_Assignment_
What is needed is every line of the material that contains "practice".
Start of Data to process
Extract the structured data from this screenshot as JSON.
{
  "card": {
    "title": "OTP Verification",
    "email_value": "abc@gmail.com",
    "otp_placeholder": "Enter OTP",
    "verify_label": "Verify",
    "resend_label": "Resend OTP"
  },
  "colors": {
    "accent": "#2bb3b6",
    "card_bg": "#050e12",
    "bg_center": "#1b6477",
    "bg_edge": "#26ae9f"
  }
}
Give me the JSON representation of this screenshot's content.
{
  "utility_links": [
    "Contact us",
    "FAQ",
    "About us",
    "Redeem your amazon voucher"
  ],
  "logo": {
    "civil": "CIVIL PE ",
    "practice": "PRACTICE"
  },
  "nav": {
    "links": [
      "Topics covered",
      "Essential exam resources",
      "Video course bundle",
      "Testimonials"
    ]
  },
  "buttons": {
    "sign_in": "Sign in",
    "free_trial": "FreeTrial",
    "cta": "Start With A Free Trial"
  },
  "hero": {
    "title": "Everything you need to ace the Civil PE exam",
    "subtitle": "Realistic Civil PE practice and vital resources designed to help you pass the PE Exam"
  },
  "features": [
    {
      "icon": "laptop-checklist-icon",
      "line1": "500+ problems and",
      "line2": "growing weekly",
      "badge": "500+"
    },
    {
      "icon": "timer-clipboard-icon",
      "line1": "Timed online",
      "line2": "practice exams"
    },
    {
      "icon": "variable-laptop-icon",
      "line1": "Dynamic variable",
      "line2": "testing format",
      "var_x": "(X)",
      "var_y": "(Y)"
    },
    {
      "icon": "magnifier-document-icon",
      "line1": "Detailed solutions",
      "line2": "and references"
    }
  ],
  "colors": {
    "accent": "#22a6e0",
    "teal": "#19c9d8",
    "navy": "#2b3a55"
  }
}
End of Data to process
_Output of the task_
    "practice": "PRACTICE"
    "subtitle": "Realistic Civil PE practice and vital resources designed to help you pass the PE Exam"
      "line2": "practice exams"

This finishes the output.